* _Listed entries_
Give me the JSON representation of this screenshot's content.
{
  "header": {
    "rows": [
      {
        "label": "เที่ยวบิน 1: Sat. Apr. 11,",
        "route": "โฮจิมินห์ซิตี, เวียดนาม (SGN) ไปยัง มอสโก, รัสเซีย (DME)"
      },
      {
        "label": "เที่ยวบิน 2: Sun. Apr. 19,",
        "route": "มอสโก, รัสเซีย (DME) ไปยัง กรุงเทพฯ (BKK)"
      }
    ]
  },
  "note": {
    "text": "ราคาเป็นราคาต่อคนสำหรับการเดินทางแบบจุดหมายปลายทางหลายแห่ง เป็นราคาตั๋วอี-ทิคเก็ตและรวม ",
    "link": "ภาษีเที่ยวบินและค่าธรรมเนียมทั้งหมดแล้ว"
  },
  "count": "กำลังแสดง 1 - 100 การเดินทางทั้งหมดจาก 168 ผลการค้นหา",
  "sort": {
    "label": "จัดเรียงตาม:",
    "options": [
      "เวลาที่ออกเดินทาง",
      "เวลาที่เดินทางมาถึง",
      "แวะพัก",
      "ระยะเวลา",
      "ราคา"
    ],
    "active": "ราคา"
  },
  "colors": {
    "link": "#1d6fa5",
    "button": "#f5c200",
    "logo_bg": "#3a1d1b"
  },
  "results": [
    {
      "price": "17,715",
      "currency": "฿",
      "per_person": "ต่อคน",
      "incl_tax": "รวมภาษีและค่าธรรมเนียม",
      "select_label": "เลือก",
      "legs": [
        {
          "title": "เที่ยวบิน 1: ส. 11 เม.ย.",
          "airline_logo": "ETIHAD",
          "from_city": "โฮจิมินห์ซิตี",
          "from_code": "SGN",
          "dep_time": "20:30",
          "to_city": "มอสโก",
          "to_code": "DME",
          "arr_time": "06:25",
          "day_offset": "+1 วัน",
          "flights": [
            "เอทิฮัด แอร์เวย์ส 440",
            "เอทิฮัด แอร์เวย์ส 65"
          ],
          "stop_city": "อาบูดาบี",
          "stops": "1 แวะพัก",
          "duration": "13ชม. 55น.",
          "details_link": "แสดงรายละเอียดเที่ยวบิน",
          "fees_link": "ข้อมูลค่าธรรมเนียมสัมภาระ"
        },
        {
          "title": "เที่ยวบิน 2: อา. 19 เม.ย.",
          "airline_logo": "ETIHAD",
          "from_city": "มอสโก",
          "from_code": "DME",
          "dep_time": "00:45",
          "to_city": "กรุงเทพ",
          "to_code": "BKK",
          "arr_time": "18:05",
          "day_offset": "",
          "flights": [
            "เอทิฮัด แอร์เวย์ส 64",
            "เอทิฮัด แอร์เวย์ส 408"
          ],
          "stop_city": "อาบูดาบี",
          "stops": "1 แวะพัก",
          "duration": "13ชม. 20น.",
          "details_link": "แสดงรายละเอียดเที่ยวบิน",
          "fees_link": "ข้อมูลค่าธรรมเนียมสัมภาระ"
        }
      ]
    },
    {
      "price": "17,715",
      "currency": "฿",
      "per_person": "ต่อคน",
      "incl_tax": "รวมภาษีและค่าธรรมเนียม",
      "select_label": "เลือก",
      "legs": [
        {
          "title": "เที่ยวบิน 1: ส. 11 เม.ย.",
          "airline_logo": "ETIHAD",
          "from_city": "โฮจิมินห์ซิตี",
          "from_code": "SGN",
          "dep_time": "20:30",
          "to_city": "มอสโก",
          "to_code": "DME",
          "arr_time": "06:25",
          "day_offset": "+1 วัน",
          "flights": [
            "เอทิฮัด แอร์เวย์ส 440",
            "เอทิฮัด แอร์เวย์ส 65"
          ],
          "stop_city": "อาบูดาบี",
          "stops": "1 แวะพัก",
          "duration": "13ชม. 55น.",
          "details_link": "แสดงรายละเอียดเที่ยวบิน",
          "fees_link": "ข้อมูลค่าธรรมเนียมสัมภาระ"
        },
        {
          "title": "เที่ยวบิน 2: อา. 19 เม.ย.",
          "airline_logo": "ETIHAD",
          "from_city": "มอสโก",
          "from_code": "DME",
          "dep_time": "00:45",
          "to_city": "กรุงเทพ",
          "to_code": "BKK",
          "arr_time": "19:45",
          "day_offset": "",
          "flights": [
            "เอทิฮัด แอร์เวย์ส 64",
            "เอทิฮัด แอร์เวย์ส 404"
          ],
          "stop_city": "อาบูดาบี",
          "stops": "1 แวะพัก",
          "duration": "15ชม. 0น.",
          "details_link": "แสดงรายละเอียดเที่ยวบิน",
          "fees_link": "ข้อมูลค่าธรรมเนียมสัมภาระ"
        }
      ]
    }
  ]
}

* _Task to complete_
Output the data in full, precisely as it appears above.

* _Exercise response_
Give me the JSON representation of this screenshot's content.
{
  "header": {
    "rows": [
      {
        "label": "เที่ยวบิน 1: Sat. Apr. 11,",
        "route": "โฮจิมินห์ซิตี, เวียดนาม (SGN) ไปยัง มอสโก, รัสเซีย (DME)"
      },
      {
        "label": "เที่ยวบิน 2: Sun. Apr. 19,",
        "route": "มอสโก, รัสเซีย (DME) ไปยัง กรุงเทพฯ (BKK)"
      }
    ]
  },
  "note": {
    "text": "ราคาเป็นราคาต่อคนสำหรับการเดินทางแบบจุดหมายปลายทางหลายแห่ง เป็นราคาตั๋วอี-ทิคเก็ตและรวม ",
    "link": "ภาษีเที่ยวบินและค่าธรรมเนียมทั้งหมดแล้ว"
  },
  "count": "กำลังแสดง 1 - 100 การเดินทางทั้งหมดจาก 168 ผลการค้นหา",
  "sort": {
    "label": "จัดเรียงตาม:",
    "options": [
      "เวลาที่ออกเดินทาง",
      "เวลาที่เดินทางมาถึง",
      "แวะพัก",
      "ระยะเวลา",
      "ราคา"
    ],
    "active": "ราคา"
  },
  "colors": {
    "link": "#1d6fa5",
    "button": "#f5c200",
    "logo_bg": "#3a1d1b"
  },
  "results": [
    {
      "price": "17,715",
      "currency": "฿",
      "per_person": "ต่อคน",
      "incl_tax": "รวมภาษีและค่าธรรมเนียม",
      "select_label": "เลือก",
      "legs": [
        {
          "title": "เที่ยวบิน 1: ส. 11 เม.ย.",
          "airline_logo": "ETIHAD",
          "from_city": "โฮจิมินห์ซิตี",
          "from_code": "SGN",
          "dep_time": "20:30",
          "to_city": "มอสโก",
          "to_code": "DME",
          "arr_time": "06:25",
          "day_offset": "+1 วัน",
          "flights": [
            "เอทิฮัด แอร์เวย์ส 440",
            "เอทิฮัด แอร์เวย์ส 65"
          ],
          "stop_city": "อาบูดาบี",
          "stops": "1 แวะพัก",
          "duration": "13ชม. 55น.",
          "details_link": "แสดงรายละเอียดเที่ยวบิน",
          "fees_link": "ข้อมูลค่าธรรมเนียมสัมภาระ"
        },
        {
          "title": "เที่ยวบิน 2: อา. 19 เม.ย.",
          "airline_logo": "ETIHAD",
          "from_city": "มอสโก",
          "from_code": "DME",
          "dep_time": "00:45",
          "to_city": "กรุงเทพ",
          "to_code": "BKK",
          "arr_time": "18:05",
          "day_offset": "",
          "flights": [
            "เอทิฮัด แอร์เวย์ส 64",
            "เอทิฮัด แอร์เวย์ส 408"
          ],
          "stop_city": "อาบูดาบี",
          "stops": "1 แวะพัก",
          "duration": "13ชม. 20น.",
          "details_link": "แสดงรายละเอียดเที่ยวบิน",
          "fees_link": "ข้อมูลค่าธรรมเนียมสัมภาระ"
        }
      ]
    },
    {
      "price": "17,715",
      "currency": "฿",
      "per_person": "ต่อคน",
      "incl_tax": "รวมภาษีและค่าธรรมเนียม",
      "select_label": "เลือก",
      "legs": [
        {
          "title": "เที่ยวบิน 1: ส. 11 เม.ย.",
          "airline_logo": "ETIHAD",
          "from_city": "โฮจิมินห์ซิตี",
          "from_code": "SGN",
          "dep_time": "20:30",
          "to_city": "มอสโก",
          "to_code": "DME",
          "arr_time": "06:25",
          "day_offset": "+1 วัน",
          "flights": [
            "เอทิฮัด แอร์เวย์ส 440",
            "เอทิฮัด แอร์เวย์ส 65"
          ],
          "stop_city": "อาบูดาบี",
          "stops": "1 แวะพัก",
          "duration": "13ชม. 55น.",
          "details_link": "แสดงรายละเอียดเที่ยวบิน",
          "fees_link": "ข้อมูลค่าธรรมเนียมสัมภาระ"
        },
        {
          "title": "เที่ยวบิน 2: อา. 19 เม.ย.",
          "airline_logo": "ETIHAD",
          "from_city": "มอสโก",
          "from_code": "DME",
          "dep_time": "00:45",
          "to_city": "กรุงเทพ",
          "to_code": "BKK",
          "arr_time": "19:45",
          "day_offset": "",
          "flights": [
            "เอทิฮัด แอร์เวย์ส 64",
            "เอทิฮัด แอร์เวย์ส 404"
          ],
          "stop_city": "อาบูดาบี",
          "stops": "1 แวะพัก",
          "duration": "15ชม. 0น.",
          "details_link": "แสดงรายละเอียดเที่ยวบิน",
          "fees_link": "ข้อมูลค่าธรรมเนียมสัมภาระ"
        }
      ]
    }
  ]
}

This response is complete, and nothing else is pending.